▶ Task objective
Keep the pictures out. Write out every line of the listing exactly.

▶ Data extracts
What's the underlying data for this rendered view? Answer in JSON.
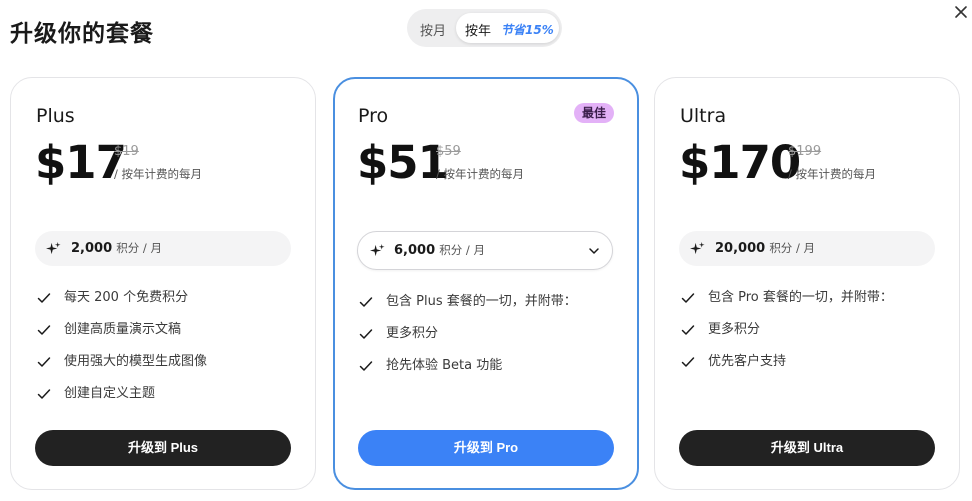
{
  "dialog": {
    "title": "升级你的套餐"
  },
  "billing_toggle": {
    "monthly_label": "按月",
    "yearly_label": "按年",
    "yearly_savings": "节省15%",
    "selected": "yearly"
  },
  "plans": [
    {
      "name": "Plus",
      "price": "$17",
      "original_price": "$19",
      "period_note": "/ 按年计费的每月",
      "credits_amount": "2,000",
      "credits_unit": "积分 / 月",
      "features": [
        "每天 200 个免费积分",
        "创建高质量演示文稿",
        "使用强大的模型生成图像",
        "创建自定义主题"
      ],
      "cta_label": "升级到 Plus"
    },
    {
      "name": "Pro",
      "badge": "最佳",
      "price": "$51",
      "original_price": "$59",
      "period_note": "/ 按年计费的每月",
      "credits_amount": "6,000",
      "credits_unit": "积分 / 月",
      "features": [
        "包含 Plus 套餐的一切，并附带：",
        "更多积分",
        "抢先体验 Beta 功能"
      ],
      "cta_label": "升级到 Pro"
    },
    {
      "name": "Ultra",
      "price": "$170",
      "original_price": "$199",
      "period_note": "/ 按年计费的每月",
      "credits_amount": "20,000",
      "credits_unit": "积分 / 月",
      "features": [
        "包含 Pro 套餐的一切，并附带：",
        "更多积分",
        "优先客户支持"
      ],
      "cta_label": "升级到 Ultra"
    }
  ],
  "icons": {
    "close": "close-icon",
    "sparkle": "sparkle-icon",
    "check": "check-icon",
    "chevron": "chevron-down-icon"
  },
  "colors": {
    "accent": "#3b82f6",
    "badge_bg": "#e3b1f7",
    "dark_button": "#222222"
  }
}
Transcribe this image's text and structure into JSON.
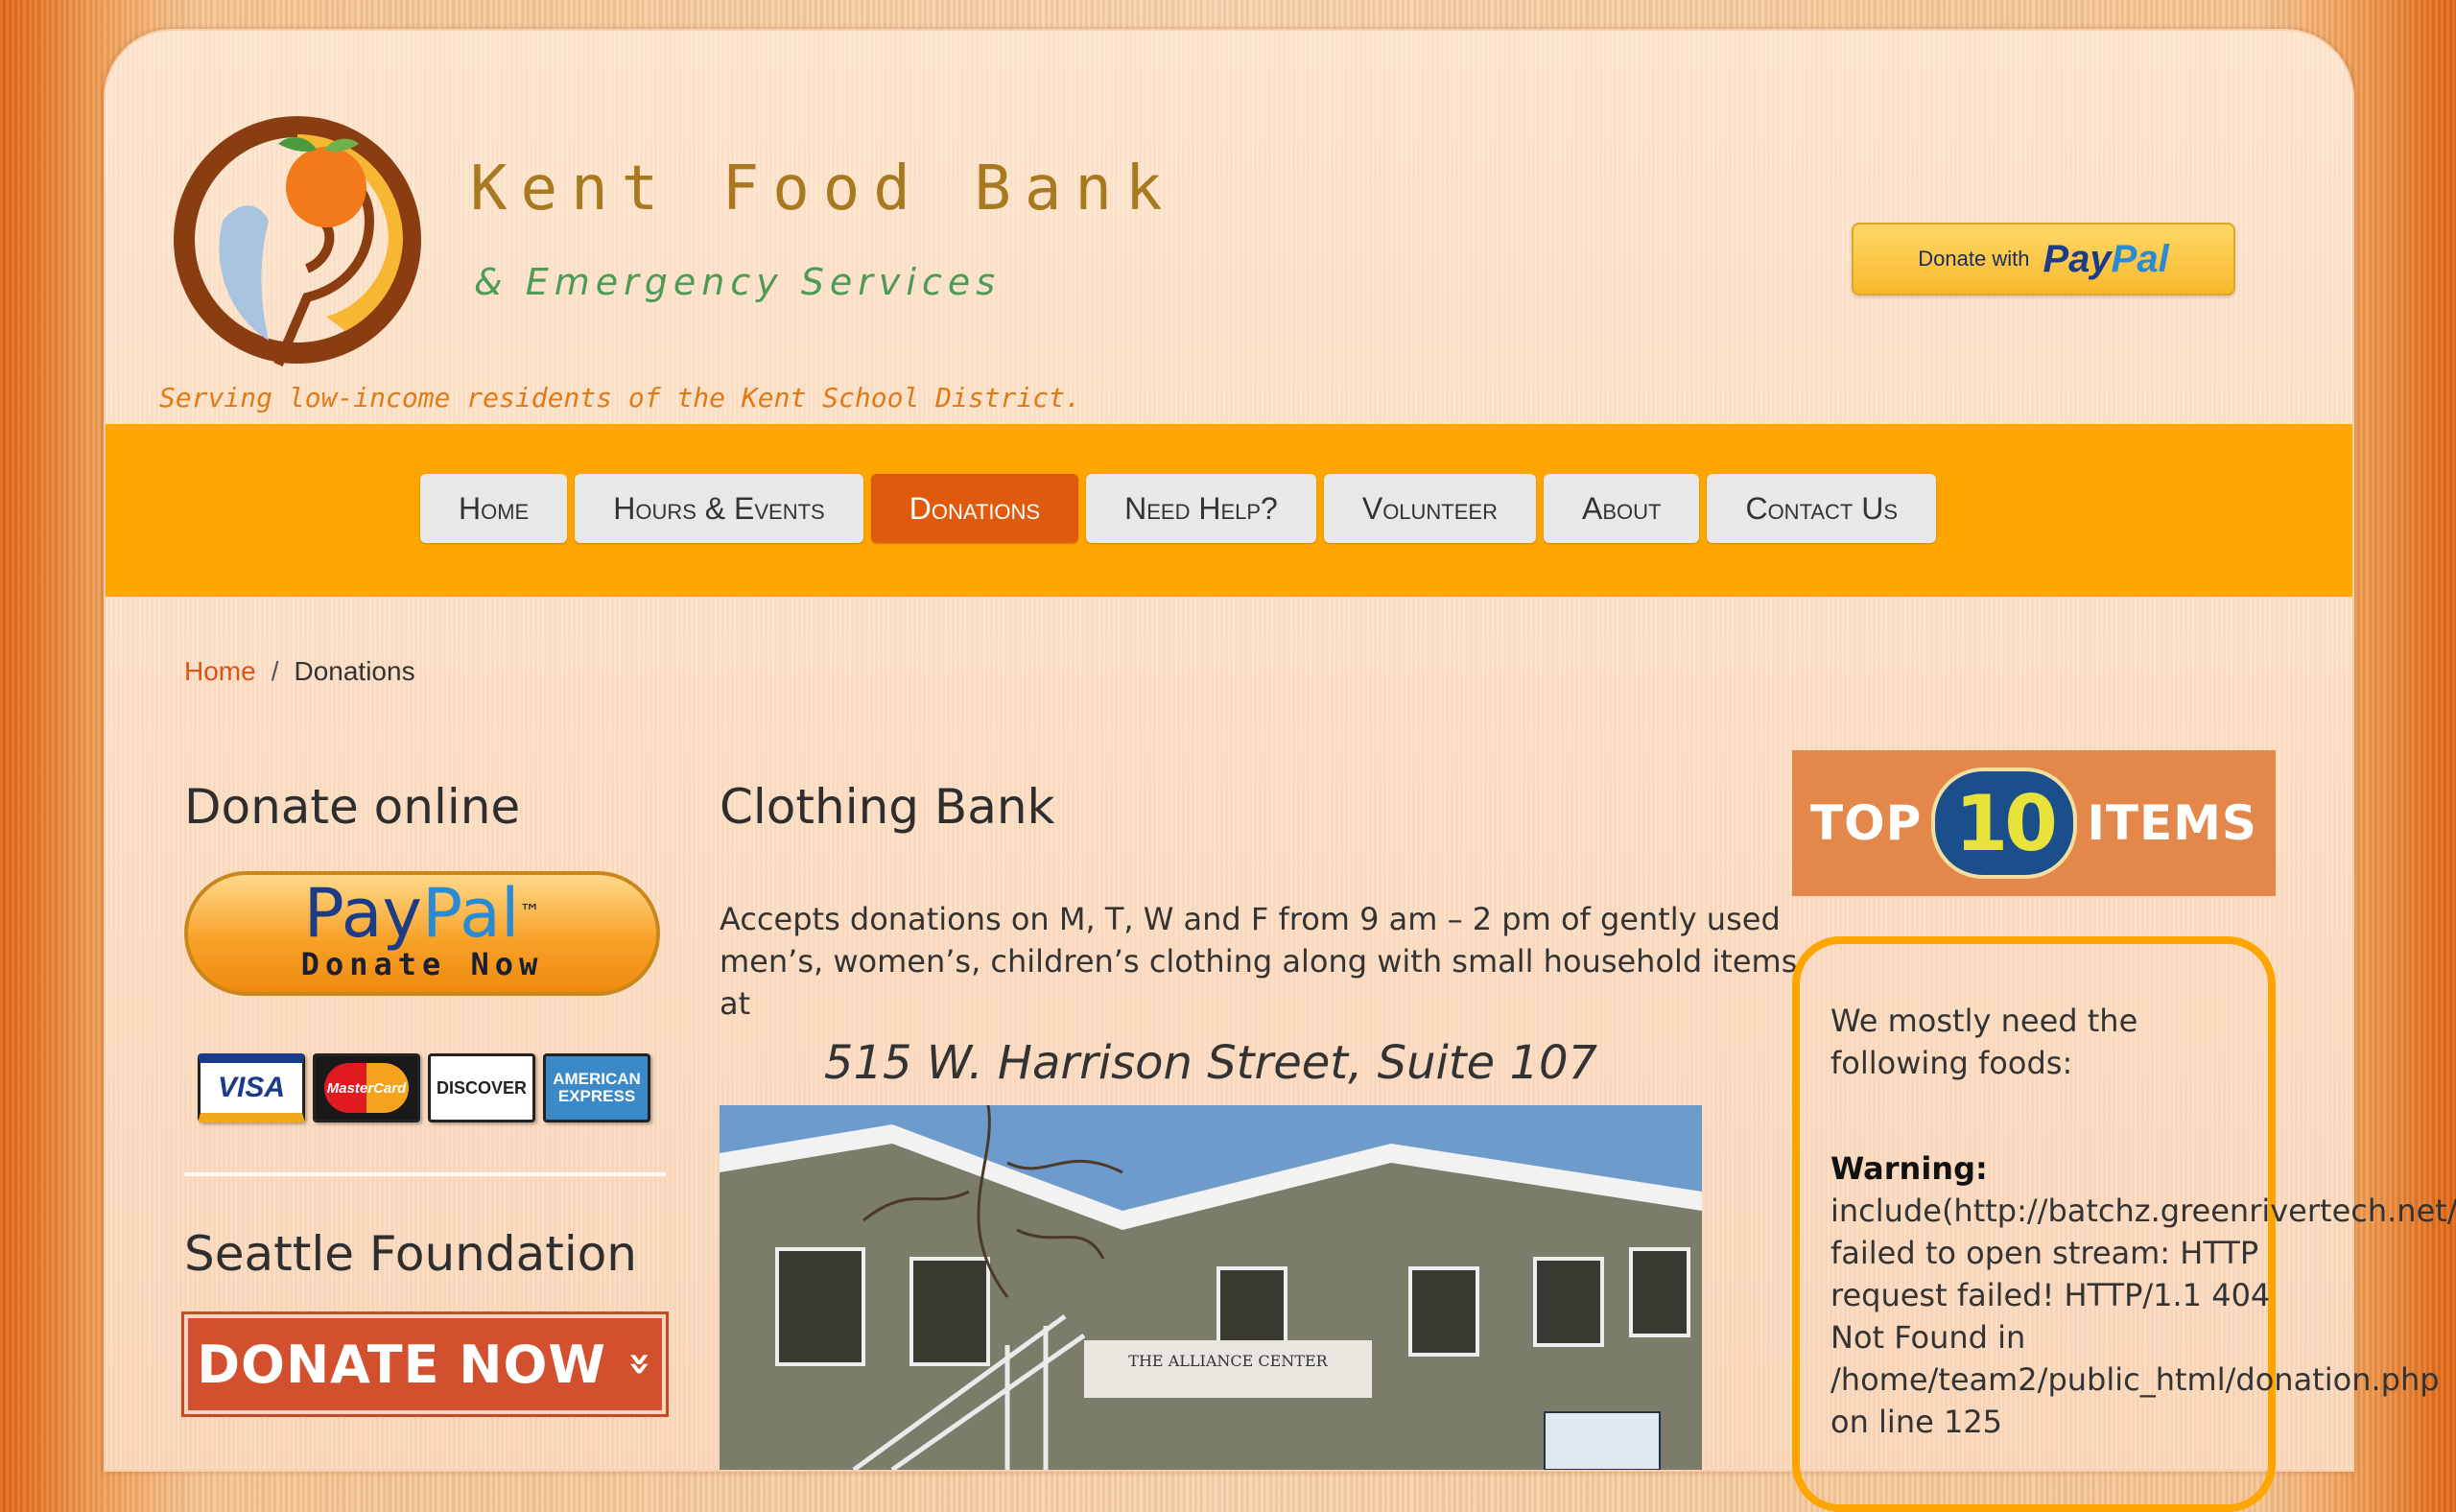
{
  "brand": {
    "title": "Kent Food Bank",
    "subtitle": "& Emergency Services",
    "tagline": "Serving low-income residents of the Kent School District."
  },
  "header": {
    "paypal_with": "Donate with",
    "paypal_pay": "Pay",
    "paypal_pal": "Pal"
  },
  "nav": {
    "items": [
      {
        "label": "Home"
      },
      {
        "label": "Hours & Events"
      },
      {
        "label": "Donations",
        "active": true
      },
      {
        "label": "Need Help?"
      },
      {
        "label": "Volunteer"
      },
      {
        "label": "About"
      },
      {
        "label": "Contact Us"
      }
    ]
  },
  "breadcrumb": {
    "home": "Home",
    "separator": "/",
    "current": "Donations"
  },
  "left": {
    "donate_online": "Donate online",
    "paypal_pay": "Pay",
    "paypal_pal": "Pal",
    "paypal_tm": "™",
    "paypal_donate_now": "Donate Now",
    "cards": {
      "visa": "VISA",
      "mastercard": "MasterCard",
      "discover": "DISCOVER",
      "amex": "AMERICAN EXPRESS"
    },
    "seattle_foundation": "Seattle Foundation",
    "donate_now_button": "DONATE NOW",
    "donate_now_chevron": "»"
  },
  "main": {
    "heading": "Clothing Bank",
    "paragraph": "Accepts donations on M, T, W and F from 9 am – 2 pm of gently used men’s, women’s, children’s clothing along with small household items at",
    "address": "515 W. Harrison Street, Suite 107",
    "photo_sign": "THE ALLIANCE CENTER"
  },
  "right": {
    "top10_left": "TOP",
    "top10_num": "10",
    "top10_right": "ITEMS",
    "need_text": "We mostly need the following foods:",
    "warning_label": "Warning:",
    "warning_lines": [
      "include(http://batchz.greenrivertech.net/Inc",
      "failed to open stream: HTTP",
      "request failed! HTTP/1.1 404",
      "Not Found in",
      "/home/team2/public_html/donation.php",
      "on line 125"
    ]
  },
  "colors": {
    "nav_bar": "#ffa500",
    "nav_active": "#e05a0d",
    "link": "#d9551a"
  }
}
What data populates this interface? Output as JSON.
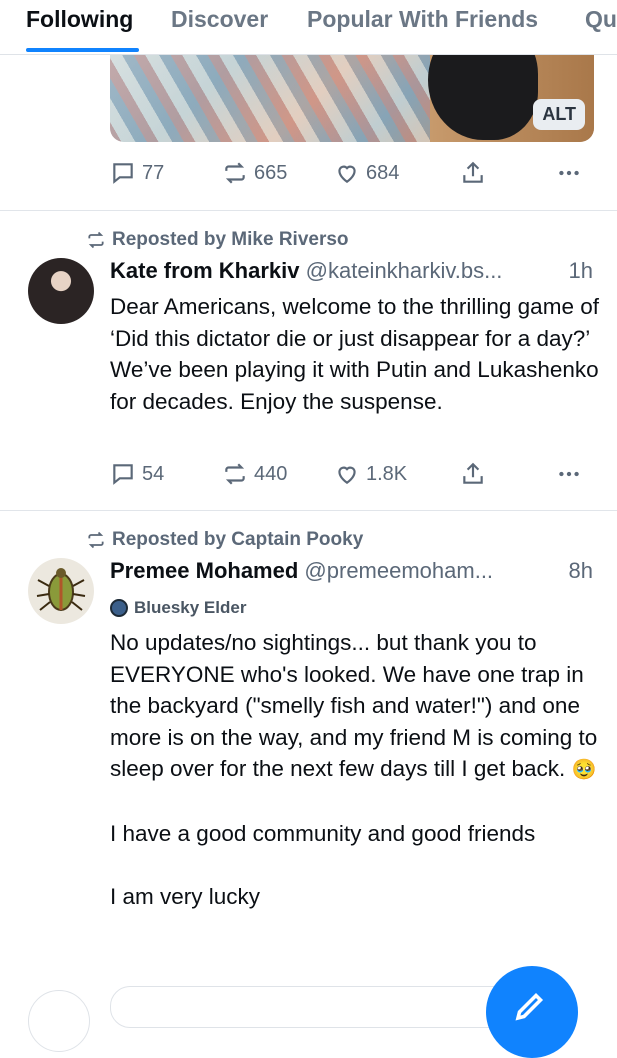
{
  "tabs": [
    {
      "label": "Following",
      "active": true
    },
    {
      "label": "Discover",
      "active": false
    },
    {
      "label": "Popular With Friends",
      "active": false
    },
    {
      "label": "Qu",
      "active": false
    }
  ],
  "top_post": {
    "alt_label": "ALT",
    "replies": "77",
    "reposts": "665",
    "likes": "684"
  },
  "post1": {
    "reposted_by": "Reposted by Mike Riverso",
    "display_name": "Kate from Kharkiv",
    "handle": "@kateinkharkiv.bs...",
    "time": "1h",
    "text": "Dear Americans, welcome to the thrilling game of ‘Did this dictator die or just disappear for a day?’ We’ve been playing it with Putin and Lukashenko for decades. Enjoy the suspense.",
    "replies": "54",
    "reposts": "440",
    "likes": "1.8K"
  },
  "post2": {
    "reposted_by": "Reposted by Captain Pooky",
    "display_name": "Premee Mohamed",
    "handle": "@premeemoham...",
    "time": "8h",
    "badge": "Bluesky Elder",
    "text_p1": "No updates/no sightings... but thank you to EVERYONE who's looked. We have one trap in the backyard (\"smelly fish and water!\") and one more is on the way, and my friend M is coming to sleep over for the next few days till I get back.",
    "emoji": "🥹",
    "text_p2": "I have a good community and good friends",
    "text_p3": "I am very lucky"
  },
  "colors": {
    "accent": "#1083fe",
    "muted": "#5b6878"
  },
  "icons": [
    "reply-icon",
    "repost-icon",
    "like-icon",
    "share-icon",
    "more-icon",
    "compose-icon"
  ]
}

▶ Task solution
What's the underlying data for this rendered view? Answer in JSON.
{
  "dialog": {
    "title": "升级你的套餐"
  },
  "billing_toggle": {
    "monthly_label": "按月",
    "yearly_label": "按年",
    "yearly_savings": "节省15%",
    "selected": "yearly"
  },
  "plans": [
    {
      "name": "Plus",
      "price": "$17",
      "original_price": "$19",
      "period_note": "/ 按年计费的每月",
      "credits_amount": "2,000",
      "credits_unit": "积分 / 月",
      "features": [
        "每天 200 个免费积分",
        "创建高质量演示文稿",
        "使用强大的模型生成图像",
        "创建自定义主题"
      ],
      "cta_label": "升级到 Plus"
    },
    {
      "name": "Pro",
      "badge": "最佳",
      "price": "$51",
      "original_price": "$59",
      "period_note": "/ 按年计费的每月",
      "credits_amount": "6,000",
      "credits_unit": "积分 / 月",
      "features": [
        "包含 Plus 套餐的一切，并附带：",
        "更多积分",
        "抢先体验 Beta 功能"
      ],
      "cta_label": "升级到 Pro"
    },
    {
      "name": "Ultra",
      "price": "$170",
      "original_price": "$199",
      "period_note": "/ 按年计费的每月",
      "credits_amount": "20,000",
      "credits_unit": "积分 / 月",
      "features": [
        "包含 Pro 套餐的一切，并附带：",
        "更多积分",
        "优先客户支持"
      ],
      "cta_label": "升级到 Ultra"
    }
  ],
  "icons": {
    "close": "close-icon",
    "sparkle": "sparkle-icon",
    "check": "check-icon",
    "chevron": "chevron-down-icon"
  },
  "colors": {
    "accent": "#3b82f6",
    "badge_bg": "#e3b1f7",
    "dark_button": "#222222"
  }
}
Transcribe this image's text and structure into JSON.
{
  "brand": {
    "title": "Kent Food Bank",
    "subtitle": "& Emergency Services",
    "tagline": "Serving low-income residents of the Kent School District."
  },
  "header": {
    "paypal_with": "Donate with",
    "paypal_pay": "Pay",
    "paypal_pal": "Pal"
  },
  "nav": {
    "items": [
      {
        "label": "Home"
      },
      {
        "label": "Hours & Events"
      },
      {
        "label": "Donations",
        "active": true
      },
      {
        "label": "Need Help?"
      },
      {
        "label": "Volunteer"
      },
      {
        "label": "About"
      },
      {
        "label": "Contact Us"
      }
    ]
  },
  "breadcrumb": {
    "home": "Home",
    "separator": "/",
    "current": "Donations"
  },
  "left": {
    "donate_online": "Donate online",
    "paypal_pay": "Pay",
    "paypal_pal": "Pal",
    "paypal_tm": "™",
    "paypal_donate_now": "Donate Now",
    "cards": {
      "visa": "VISA",
      "mastercard": "MasterCard",
      "discover": "DISCOVER",
      "amex": "AMERICAN EXPRESS"
    },
    "seattle_foundation": "Seattle Foundation",
    "donate_now_button": "DONATE NOW",
    "donate_now_chevron": "»"
  },
  "main": {
    "heading": "Clothing Bank",
    "paragraph": "Accepts donations on M, T, W and F from 9 am – 2 pm of gently used men’s, women’s, children’s clothing along with small household items at",
    "address": "515 W. Harrison Street, Suite 107",
    "photo_sign": "THE ALLIANCE CENTER"
  },
  "right": {
    "top10_left": "TOP",
    "top10_num": "10",
    "top10_right": "ITEMS",
    "need_text": "We mostly need the following foods:",
    "warning_label": "Warning:",
    "warning_lines": [
      "include(http://batchz.greenrivertech.net/Inc",
      "failed to open stream: HTTP",
      "request failed! HTTP/1.1 404",
      "Not Found in",
      "/home/team2/public_html/donation.php",
      "on line 125"
    ]
  },
  "colors": {
    "nav_bar": "#ffa500",
    "nav_active": "#e05a0d",
    "link": "#d9551a"
  }
}
What data populates this interface? Output as JSON.
{
  "tabs": [
    {
      "label": "Following",
      "active": true
    },
    {
      "label": "Discover",
      "active": false
    },
    {
      "label": "Popular With Friends",
      "active": false
    },
    {
      "label": "Qu",
      "active": false
    }
  ],
  "top_post": {
    "alt_label": "ALT",
    "replies": "77",
    "reposts": "665",
    "likes": "684"
  },
  "post1": {
    "reposted_by": "Reposted by Mike Riverso",
    "display_name": "Kate from Kharkiv",
    "handle": "@kateinkharkiv.bs...",
    "time": "1h",
    "text": "Dear Americans, welcome to the thrilling game of ‘Did this dictator die or just disappear for a day?’ We’ve been playing it with Putin and Lukashenko for decades. Enjoy the suspense.",
    "replies": "54",
    "reposts": "440",
    "likes": "1.8K"
  },
  "post2": {
    "reposted_by": "Reposted by Captain Pooky",
    "display_name": "Premee Mohamed",
    "handle": "@premeemoham...",
    "time": "8h",
    "badge": "Bluesky Elder",
    "text_p1": "No updates/no sightings... but thank you to EVERYONE who's looked. We have one trap in the backyard (\"smelly fish and water!\") and one more is on the way, and my friend M is coming to sleep over for the next few days till I get back.",
    "emoji": "🥹",
    "text_p2": "I have a good community and good friends",
    "text_p3": "I am very lucky"
  },
  "colors": {
    "accent": "#1083fe",
    "muted": "#5b6878"
  },
  "icons": [
    "reply-icon",
    "repost-icon",
    "like-icon",
    "share-icon",
    "more-icon",
    "compose-icon"
  ]
}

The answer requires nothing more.